[Exercise requirements]: Exact copy without images: repeat every entry as written.

Collected data
┄┄┄┄┄┄┄┄┄┄

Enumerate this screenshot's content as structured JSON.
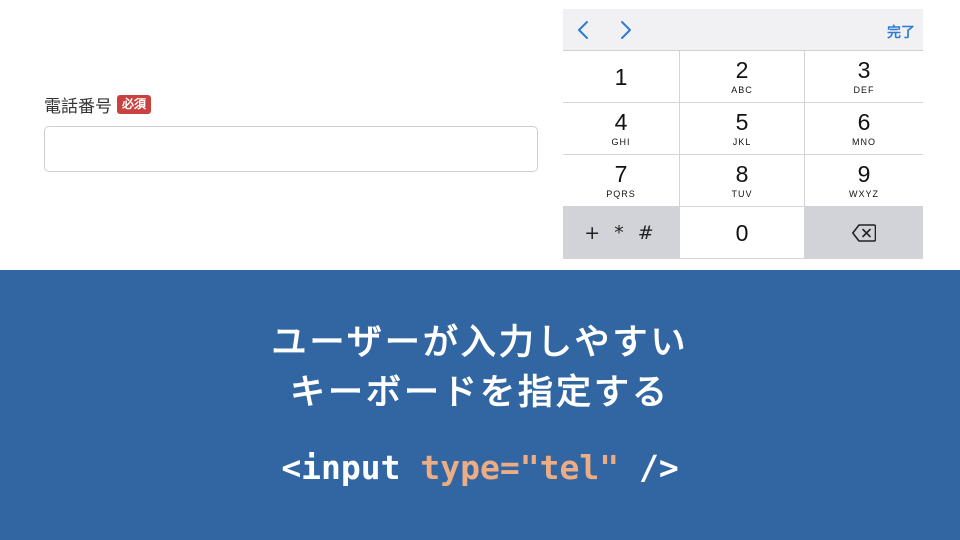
{
  "form": {
    "label": "電話番号",
    "required_badge": "必須",
    "input_value": ""
  },
  "keyboard": {
    "done_label": "完了",
    "nav_icons": [
      "chevron-left-icon",
      "chevron-right-icon"
    ],
    "keys": [
      {
        "digit": "1",
        "letters": ""
      },
      {
        "digit": "2",
        "letters": "ABC"
      },
      {
        "digit": "3",
        "letters": "DEF"
      },
      {
        "digit": "4",
        "letters": "GHI"
      },
      {
        "digit": "5",
        "letters": "JKL"
      },
      {
        "digit": "6",
        "letters": "MNO"
      },
      {
        "digit": "7",
        "letters": "PQRS"
      },
      {
        "digit": "8",
        "letters": "TUV"
      },
      {
        "digit": "9",
        "letters": "WXYZ"
      }
    ],
    "symbols_key": "+ * #",
    "zero_key": "0",
    "delete_icon": "backspace-icon"
  },
  "banner": {
    "line1": "ユーザーが入力しやすい",
    "line2": "キーボードを指定する",
    "code_open": "<input ",
    "code_attr": "type=\"tel\"",
    "code_close": " />"
  },
  "colors": {
    "banner_bg": "#3266a3",
    "required_badge": "#c9423f",
    "accent_blue": "#2d7cd6",
    "code_attr": "#ecac84"
  }
}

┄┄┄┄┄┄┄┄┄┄

[Finished exercise]:
Enumerate this screenshot's content as structured JSON.
{
  "form": {
    "label": "電話番号",
    "required_badge": "必須",
    "input_value": ""
  },
  "keyboard": {
    "done_label": "完了",
    "nav_icons": [
      "chevron-left-icon",
      "chevron-right-icon"
    ],
    "keys": [
      {
        "digit": "1",
        "letters": ""
      },
      {
        "digit": "2",
        "letters": "ABC"
      },
      {
        "digit": "3",
        "letters": "DEF"
      },
      {
        "digit": "4",
        "letters": "GHI"
      },
      {
        "digit": "5",
        "letters": "JKL"
      },
      {
        "digit": "6",
        "letters": "MNO"
      },
      {
        "digit": "7",
        "letters": "PQRS"
      },
      {
        "digit": "8",
        "letters": "TUV"
      },
      {
        "digit": "9",
        "letters": "WXYZ"
      }
    ],
    "symbols_key": "+ * #",
    "zero_key": "0",
    "delete_icon": "backspace-icon"
  },
  "banner": {
    "line1": "ユーザーが入力しやすい",
    "line2": "キーボードを指定する",
    "code_open": "<input ",
    "code_attr": "type=\"tel\"",
    "code_close": " />"
  },
  "colors": {
    "banner_bg": "#3266a3",
    "required_badge": "#c9423f",
    "accent_blue": "#2d7cd6",
    "code_attr": "#ecac84"
  }
}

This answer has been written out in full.